A single terrorist mowed down pedestrians on Westminster Bridge in a 4x4 vehicle, causing three deaths. The vehicle then mounted the pavement close to Big Ben before crashing into a barrier.
Armed with two large knives, the attacker then tried to storm the parliament precinct where he confronted and stabbed an unarmed police officer, who died at the scene.
The attacker was then shot by police and later succumbed to his wounds, as dozens lay injured in a scene of carnage at the heart of Britain's political establishment.
The policeman who died has been named by the Metropolitan Police as Keith Palmer, 48. He was part of the Diplomatic Protection Service.
The attacker has not been named by police but he was said to have been inspired by international terrorism. The nature of the attack had echoes of vehicle attacks in Nice and Berlin.
Both Houses of Parliament were locked down for several hours after the incident which occurred at 2.40pm GMT on Wednesday (22 March), less than three hours after Prime Minister's Questions.
The head of counter-terrorism at Scotland Yard, Mark Rowley, said: "This is a day that we had planned for – that we all hoped would never happen – but sadly it is now a reality."

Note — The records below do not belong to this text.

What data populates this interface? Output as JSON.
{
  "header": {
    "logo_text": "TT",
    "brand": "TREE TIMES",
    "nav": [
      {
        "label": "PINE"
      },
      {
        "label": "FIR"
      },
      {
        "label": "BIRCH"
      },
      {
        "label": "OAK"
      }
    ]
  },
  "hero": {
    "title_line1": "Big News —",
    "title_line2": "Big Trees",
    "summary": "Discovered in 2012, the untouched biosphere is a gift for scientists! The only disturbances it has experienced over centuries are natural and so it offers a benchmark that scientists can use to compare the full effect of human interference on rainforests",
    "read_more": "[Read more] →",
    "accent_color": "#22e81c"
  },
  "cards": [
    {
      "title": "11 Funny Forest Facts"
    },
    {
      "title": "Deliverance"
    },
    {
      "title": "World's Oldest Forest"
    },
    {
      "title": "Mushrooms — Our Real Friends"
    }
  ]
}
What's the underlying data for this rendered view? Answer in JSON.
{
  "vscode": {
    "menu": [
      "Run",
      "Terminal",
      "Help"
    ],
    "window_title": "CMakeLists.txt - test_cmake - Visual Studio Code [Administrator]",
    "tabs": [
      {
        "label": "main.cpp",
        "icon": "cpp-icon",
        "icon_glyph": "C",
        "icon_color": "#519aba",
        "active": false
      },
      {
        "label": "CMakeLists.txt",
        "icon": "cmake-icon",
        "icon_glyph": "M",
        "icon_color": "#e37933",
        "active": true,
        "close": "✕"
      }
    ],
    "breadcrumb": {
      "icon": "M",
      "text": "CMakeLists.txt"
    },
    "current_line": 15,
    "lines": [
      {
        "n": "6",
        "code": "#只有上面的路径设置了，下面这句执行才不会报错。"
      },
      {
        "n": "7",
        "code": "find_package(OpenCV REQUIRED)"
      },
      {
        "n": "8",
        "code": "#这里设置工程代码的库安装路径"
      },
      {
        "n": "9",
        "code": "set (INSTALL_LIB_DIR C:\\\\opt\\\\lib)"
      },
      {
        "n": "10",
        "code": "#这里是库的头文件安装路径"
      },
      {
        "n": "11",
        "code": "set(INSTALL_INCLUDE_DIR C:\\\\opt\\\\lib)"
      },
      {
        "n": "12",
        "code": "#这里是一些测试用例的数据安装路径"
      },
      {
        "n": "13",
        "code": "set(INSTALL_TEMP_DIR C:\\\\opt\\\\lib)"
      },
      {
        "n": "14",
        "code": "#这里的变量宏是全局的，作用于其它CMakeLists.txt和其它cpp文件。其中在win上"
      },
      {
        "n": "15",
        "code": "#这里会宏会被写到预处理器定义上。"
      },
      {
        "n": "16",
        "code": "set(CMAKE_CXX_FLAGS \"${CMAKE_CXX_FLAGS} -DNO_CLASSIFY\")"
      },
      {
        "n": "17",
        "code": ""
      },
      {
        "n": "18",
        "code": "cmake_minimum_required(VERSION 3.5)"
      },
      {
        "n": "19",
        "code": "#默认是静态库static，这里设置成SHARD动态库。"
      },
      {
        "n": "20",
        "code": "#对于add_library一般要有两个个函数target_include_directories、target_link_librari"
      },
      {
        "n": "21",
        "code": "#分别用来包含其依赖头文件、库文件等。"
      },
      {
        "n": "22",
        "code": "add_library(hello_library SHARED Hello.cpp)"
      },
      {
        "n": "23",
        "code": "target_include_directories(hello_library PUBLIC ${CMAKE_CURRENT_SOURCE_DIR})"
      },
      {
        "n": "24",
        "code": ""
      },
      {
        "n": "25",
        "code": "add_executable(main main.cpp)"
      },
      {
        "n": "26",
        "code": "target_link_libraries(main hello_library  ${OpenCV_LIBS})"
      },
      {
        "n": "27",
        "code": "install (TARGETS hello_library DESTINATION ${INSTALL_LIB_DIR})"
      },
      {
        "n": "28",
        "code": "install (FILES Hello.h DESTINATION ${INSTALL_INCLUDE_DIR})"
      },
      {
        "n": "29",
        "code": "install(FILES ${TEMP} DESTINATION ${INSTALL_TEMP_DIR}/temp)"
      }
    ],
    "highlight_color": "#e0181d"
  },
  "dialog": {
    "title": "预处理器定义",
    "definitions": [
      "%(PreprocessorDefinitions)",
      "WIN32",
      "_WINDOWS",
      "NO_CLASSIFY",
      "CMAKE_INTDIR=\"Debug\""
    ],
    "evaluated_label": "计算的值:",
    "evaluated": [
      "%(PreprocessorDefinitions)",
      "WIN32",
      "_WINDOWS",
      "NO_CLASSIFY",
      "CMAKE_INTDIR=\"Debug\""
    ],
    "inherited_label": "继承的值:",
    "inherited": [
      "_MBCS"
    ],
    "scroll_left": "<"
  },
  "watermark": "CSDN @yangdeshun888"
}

Prime Minister Theresa May condemned the attack and praised the response of the police. She told the press outside 10 Downing Street: "For those of us who were in Parliament at the time of this attack, these events provide a particular reminder of the exceptional bravery of our police and security services who risk their lives to keep us safe.
"Once again today, these exceptional men and women ran towards the danger, even as they encouraged others to move the other way."
There is now a huge investigation under way involving Scotland Yard's counter-terrorism command and MI5. There has been an extra deployment of officers onto the streets.